While all felonies that deal with the death of another human being are serious matters, some charges carry far heavier penalties if convicted than others. All of these charges are grouped under the main heading of homicide, but within that category are subdivisions that deal with the severity of the crime. If you are facing such a serious charge, it's vital to your defense that you understand these subtle distinctions.
To the survivors of the alleged victim, it might not matter that much whether their loved one died as a result of a second degree murder or an act of involuntary manslaughter. But to the authorities, the defendant and the courts, it matters a great deal.
First and second degree murder
First degree murder charges are leveled at those whom police and prosecutors allege intended to cause lethal harm to the victim. Some first degree murder charges involve intricate plots and great planning, but the intention to kill does not have to be a long-term plan.
Defendants can also face first degree murder charges if they intended for one person to die but another was unintentionally killed instead. Such would be the case if a man lay in wait to kill his wife's lover and instead wound up killing a deliveryman by mistake.
Second degree murder charges usually arise from a killing done "in the heat of passion" where there was no prior intent to kill. To use the above example of the jilted lover again, a second degree murder charge could result from a man returning home early and finding his wife in bed with her lover. Angry and distraught, he shoots them both and is charged with two counts of second degree murder.
Voluntary manslaughter versus involuntary manslaughter
Voluntary manslaughter and second degree murder charges share some commonalities. Namely, both usually occur in a heated moment, but without any premeditation. A barfight that got out of hand and resulted in a man being gutted by a knife could conceivably bring a charge of voluntary manslaughter against the one who stabbed him.

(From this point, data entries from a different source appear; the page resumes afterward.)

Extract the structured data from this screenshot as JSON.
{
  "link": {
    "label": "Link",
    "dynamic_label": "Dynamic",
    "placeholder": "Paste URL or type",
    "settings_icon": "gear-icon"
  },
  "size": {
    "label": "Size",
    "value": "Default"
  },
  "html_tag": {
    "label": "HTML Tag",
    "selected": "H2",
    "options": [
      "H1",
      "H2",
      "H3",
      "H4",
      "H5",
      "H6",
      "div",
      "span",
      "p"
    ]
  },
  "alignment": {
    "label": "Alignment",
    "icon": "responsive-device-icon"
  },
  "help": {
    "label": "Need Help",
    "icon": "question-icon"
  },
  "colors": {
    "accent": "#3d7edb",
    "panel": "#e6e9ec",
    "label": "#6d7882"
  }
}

Involuntary manslaughter charges deal with unintentional killings resulting from reckless acts and criminal negligence, or when someone dies during the commission of a minor felony or a misdemeanor. A drunken driver who wrecks and kills his or her passenger or another person could face this charge. While his or her negligence and recklessness led to the person's demise, there was never any intent to cause the death.
All homicide charges require a staunch defense
Whether the charge you are facing is involuntary manslaughter or first degree murder, your first priority must be to launch an aggressive defense that paints you and your actions in the best possible light given the serious circumstances. Remember that your life and liberty is at stake, so seek out the best defense counsel possible to represent you in court.